Where a line of the records holds the string "name", copy that line.

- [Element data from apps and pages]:
--- --- ---

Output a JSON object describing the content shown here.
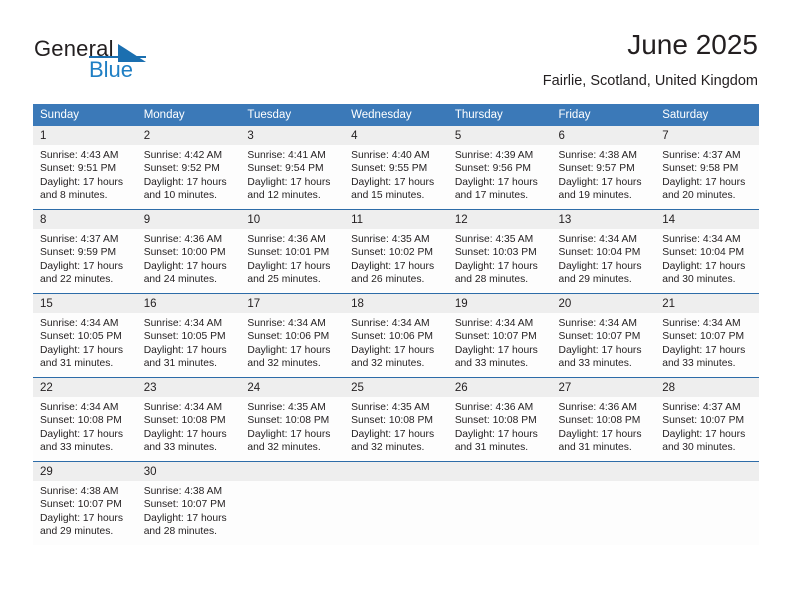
{
  "brand": {
    "line1": "General",
    "line2": "Blue",
    "triangle_color": "#1b6fb0",
    "blue_color": "#1f7fc4",
    "logo_icon": "general-blue-logo"
  },
  "header": {
    "title": "June 2025",
    "subtitle": "Fairlie, Scotland, United Kingdom"
  },
  "calendar": {
    "header_bg": "#3b79b8",
    "header_text_color": "#ffffff",
    "row_divider_color": "#2d6ca8",
    "daynum_band_bg": "#eeeeee",
    "weekdays": [
      "Sunday",
      "Monday",
      "Tuesday",
      "Wednesday",
      "Thursday",
      "Friday",
      "Saturday"
    ],
    "weeks": [
      [
        {
          "day": "1",
          "sunrise": "Sunrise: 4:43 AM",
          "sunset": "Sunset: 9:51 PM",
          "daylight_line1": "Daylight: 17 hours",
          "daylight_line2": "and 8 minutes."
        },
        {
          "day": "2",
          "sunrise": "Sunrise: 4:42 AM",
          "sunset": "Sunset: 9:52 PM",
          "daylight_line1": "Daylight: 17 hours",
          "daylight_line2": "and 10 minutes."
        },
        {
          "day": "3",
          "sunrise": "Sunrise: 4:41 AM",
          "sunset": "Sunset: 9:54 PM",
          "daylight_line1": "Daylight: 17 hours",
          "daylight_line2": "and 12 minutes."
        },
        {
          "day": "4",
          "sunrise": "Sunrise: 4:40 AM",
          "sunset": "Sunset: 9:55 PM",
          "daylight_line1": "Daylight: 17 hours",
          "daylight_line2": "and 15 minutes."
        },
        {
          "day": "5",
          "sunrise": "Sunrise: 4:39 AM",
          "sunset": "Sunset: 9:56 PM",
          "daylight_line1": "Daylight: 17 hours",
          "daylight_line2": "and 17 minutes."
        },
        {
          "day": "6",
          "sunrise": "Sunrise: 4:38 AM",
          "sunset": "Sunset: 9:57 PM",
          "daylight_line1": "Daylight: 17 hours",
          "daylight_line2": "and 19 minutes."
        },
        {
          "day": "7",
          "sunrise": "Sunrise: 4:37 AM",
          "sunset": "Sunset: 9:58 PM",
          "daylight_line1": "Daylight: 17 hours",
          "daylight_line2": "and 20 minutes."
        }
      ],
      [
        {
          "day": "8",
          "sunrise": "Sunrise: 4:37 AM",
          "sunset": "Sunset: 9:59 PM",
          "daylight_line1": "Daylight: 17 hours",
          "daylight_line2": "and 22 minutes."
        },
        {
          "day": "9",
          "sunrise": "Sunrise: 4:36 AM",
          "sunset": "Sunset: 10:00 PM",
          "daylight_line1": "Daylight: 17 hours",
          "daylight_line2": "and 24 minutes."
        },
        {
          "day": "10",
          "sunrise": "Sunrise: 4:36 AM",
          "sunset": "Sunset: 10:01 PM",
          "daylight_line1": "Daylight: 17 hours",
          "daylight_line2": "and 25 minutes."
        },
        {
          "day": "11",
          "sunrise": "Sunrise: 4:35 AM",
          "sunset": "Sunset: 10:02 PM",
          "daylight_line1": "Daylight: 17 hours",
          "daylight_line2": "and 26 minutes."
        },
        {
          "day": "12",
          "sunrise": "Sunrise: 4:35 AM",
          "sunset": "Sunset: 10:03 PM",
          "daylight_line1": "Daylight: 17 hours",
          "daylight_line2": "and 28 minutes."
        },
        {
          "day": "13",
          "sunrise": "Sunrise: 4:34 AM",
          "sunset": "Sunset: 10:04 PM",
          "daylight_line1": "Daylight: 17 hours",
          "daylight_line2": "and 29 minutes."
        },
        {
          "day": "14",
          "sunrise": "Sunrise: 4:34 AM",
          "sunset": "Sunset: 10:04 PM",
          "daylight_line1": "Daylight: 17 hours",
          "daylight_line2": "and 30 minutes."
        }
      ],
      [
        {
          "day": "15",
          "sunrise": "Sunrise: 4:34 AM",
          "sunset": "Sunset: 10:05 PM",
          "daylight_line1": "Daylight: 17 hours",
          "daylight_line2": "and 31 minutes."
        },
        {
          "day": "16",
          "sunrise": "Sunrise: 4:34 AM",
          "sunset": "Sunset: 10:05 PM",
          "daylight_line1": "Daylight: 17 hours",
          "daylight_line2": "and 31 minutes."
        },
        {
          "day": "17",
          "sunrise": "Sunrise: 4:34 AM",
          "sunset": "Sunset: 10:06 PM",
          "daylight_line1": "Daylight: 17 hours",
          "daylight_line2": "and 32 minutes."
        },
        {
          "day": "18",
          "sunrise": "Sunrise: 4:34 AM",
          "sunset": "Sunset: 10:06 PM",
          "daylight_line1": "Daylight: 17 hours",
          "daylight_line2": "and 32 minutes."
        },
        {
          "day": "19",
          "sunrise": "Sunrise: 4:34 AM",
          "sunset": "Sunset: 10:07 PM",
          "daylight_line1": "Daylight: 17 hours",
          "daylight_line2": "and 33 minutes."
        },
        {
          "day": "20",
          "sunrise": "Sunrise: 4:34 AM",
          "sunset": "Sunset: 10:07 PM",
          "daylight_line1": "Daylight: 17 hours",
          "daylight_line2": "and 33 minutes."
        },
        {
          "day": "21",
          "sunrise": "Sunrise: 4:34 AM",
          "sunset": "Sunset: 10:07 PM",
          "daylight_line1": "Daylight: 17 hours",
          "daylight_line2": "and 33 minutes."
        }
      ],
      [
        {
          "day": "22",
          "sunrise": "Sunrise: 4:34 AM",
          "sunset": "Sunset: 10:08 PM",
          "daylight_line1": "Daylight: 17 hours",
          "daylight_line2": "and 33 minutes."
        },
        {
          "day": "23",
          "sunrise": "Sunrise: 4:34 AM",
          "sunset": "Sunset: 10:08 PM",
          "daylight_line1": "Daylight: 17 hours",
          "daylight_line2": "and 33 minutes."
        },
        {
          "day": "24",
          "sunrise": "Sunrise: 4:35 AM",
          "sunset": "Sunset: 10:08 PM",
          "daylight_line1": "Daylight: 17 hours",
          "daylight_line2": "and 32 minutes."
        },
        {
          "day": "25",
          "sunrise": "Sunrise: 4:35 AM",
          "sunset": "Sunset: 10:08 PM",
          "daylight_line1": "Daylight: 17 hours",
          "daylight_line2": "and 32 minutes."
        },
        {
          "day": "26",
          "sunrise": "Sunrise: 4:36 AM",
          "sunset": "Sunset: 10:08 PM",
          "daylight_line1": "Daylight: 17 hours",
          "daylight_line2": "and 31 minutes."
        },
        {
          "day": "27",
          "sunrise": "Sunrise: 4:36 AM",
          "sunset": "Sunset: 10:08 PM",
          "daylight_line1": "Daylight: 17 hours",
          "daylight_line2": "and 31 minutes."
        },
        {
          "day": "28",
          "sunrise": "Sunrise: 4:37 AM",
          "sunset": "Sunset: 10:07 PM",
          "daylight_line1": "Daylight: 17 hours",
          "daylight_line2": "and 30 minutes."
        }
      ],
      [
        {
          "day": "29",
          "sunrise": "Sunrise: 4:38 AM",
          "sunset": "Sunset: 10:07 PM",
          "daylight_line1": "Daylight: 17 hours",
          "daylight_line2": "and 29 minutes."
        },
        {
          "day": "30",
          "sunrise": "Sunrise: 4:38 AM",
          "sunset": "Sunset: 10:07 PM",
          "daylight_line1": "Daylight: 17 hours",
          "daylight_line2": "and 28 minutes."
        },
        {
          "day": "",
          "sunrise": "",
          "sunset": "",
          "daylight_line1": "",
          "daylight_line2": ""
        },
        {
          "day": "",
          "sunrise": "",
          "sunset": "",
          "daylight_line1": "",
          "daylight_line2": ""
        },
        {
          "day": "",
          "sunrise": "",
          "sunset": "",
          "daylight_line1": "",
          "daylight_line2": ""
        },
        {
          "day": "",
          "sunrise": "",
          "sunset": "",
          "daylight_line1": "",
          "daylight_line2": ""
        },
        {
          "day": "",
          "sunrise": "",
          "sunset": "",
          "daylight_line1": "",
          "daylight_line2": ""
        }
      ]
    ]
  }
}
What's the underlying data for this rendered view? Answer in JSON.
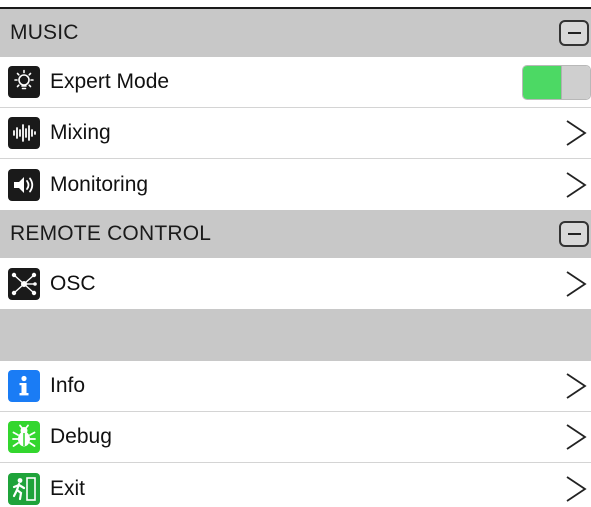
{
  "sections": {
    "music": {
      "title": "MUSIC"
    },
    "remote": {
      "title": "REMOTE CONTROL"
    }
  },
  "rows": {
    "expert_mode": {
      "label": "Expert Mode",
      "icon": "lightbulb-icon",
      "toggle_on": true
    },
    "mixing": {
      "label": "Mixing",
      "icon": "waveform-icon"
    },
    "monitoring": {
      "label": "Monitoring",
      "icon": "speaker-icon"
    },
    "osc": {
      "label": "OSC",
      "icon": "network-icon"
    },
    "info": {
      "label": "Info",
      "icon": "info-icon"
    },
    "debug": {
      "label": "Debug",
      "icon": "bug-icon"
    },
    "exit": {
      "label": "Exit",
      "icon": "exit-icon"
    }
  },
  "colors": {
    "section_bg": "#c8c8c8",
    "toggle_on": "#4cd964",
    "info_blue": "#1a7cf5",
    "debug_green": "#33d62e",
    "exit_green": "#1fa33a"
  }
}
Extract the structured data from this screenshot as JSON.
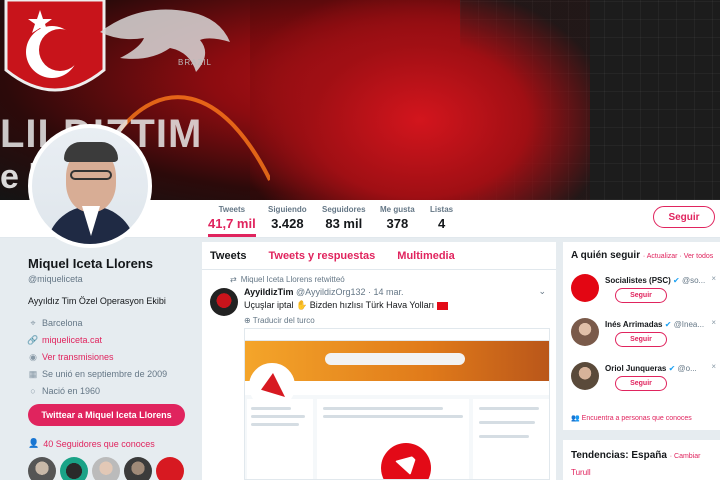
{
  "banner": {
    "text_line1": "LILDIZTIM",
    "text_line2": "e l  iz!",
    "map_label": "BRAZIL"
  },
  "nav": {
    "stats": [
      {
        "label": "Tweets",
        "value": "41,7 mil",
        "active": true
      },
      {
        "label": "Siguiendo",
        "value": "3.428"
      },
      {
        "label": "Seguidores",
        "value": "83 mil"
      },
      {
        "label": "Me gusta",
        "value": "378"
      },
      {
        "label": "Listas",
        "value": "4"
      }
    ],
    "follow_label": "Seguir"
  },
  "profile": {
    "name": "Miquel Iceta Llorens",
    "handle": "@miqueliceta",
    "bio": "Ayyıldız Tim Özel Operasyon Ekibi",
    "location": "Barcelona",
    "website": "miqueliceta.cat",
    "broadcasts": "Ver transmisiones",
    "joined": "Se unió en septiembre de 2009",
    "born": "Nació en 1960",
    "tweet_to_label": "Twittear a Miquel Iceta Llorens",
    "known_followers": "40 Seguidores que conoces"
  },
  "timeline": {
    "tabs": [
      "Tweets",
      "Tweets y respuestas",
      "Multimedia"
    ],
    "retweet_note": "Miquel Iceta Llorens retwitteó",
    "tweet": {
      "author": "AyyildizTim",
      "author_handle": "@AyyildizOrg132 · 14 mar.",
      "text": "Uçuşlar iptal ✋ Bizden hızlısı Türk Hava Yolları",
      "translate": "Traducir del turco"
    }
  },
  "who_to_follow": {
    "title": "A quién seguir",
    "links": "· Actualizar · Ver todos",
    "items": [
      {
        "name": "Socialistes (PSC)",
        "handle": "@so...",
        "button": "Seguir",
        "color": "#e30613"
      },
      {
        "name": "Inés Arrimadas",
        "handle": "@Inea...",
        "button": "Seguir",
        "color": "#7a5a4a"
      },
      {
        "name": "Oriol Junqueras",
        "handle": "@o...",
        "button": "Seguir",
        "color": "#5a4a3a"
      }
    ],
    "find_people": "Encuentra a personas que conoces"
  },
  "trends": {
    "title": "Tendencias: España",
    "change": "· Cambiar",
    "first": "Turull"
  },
  "colors": {
    "accent": "#e0245e",
    "banner_red": "#c8141b"
  }
}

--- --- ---

- [SOLVED PROBLEM]:
    "name": "Miquel Iceta Llorens",
        "name": "Socialistes (PSC)",
        "name": "Inés Arrimadas",
        "name": "Oriol Junqueras",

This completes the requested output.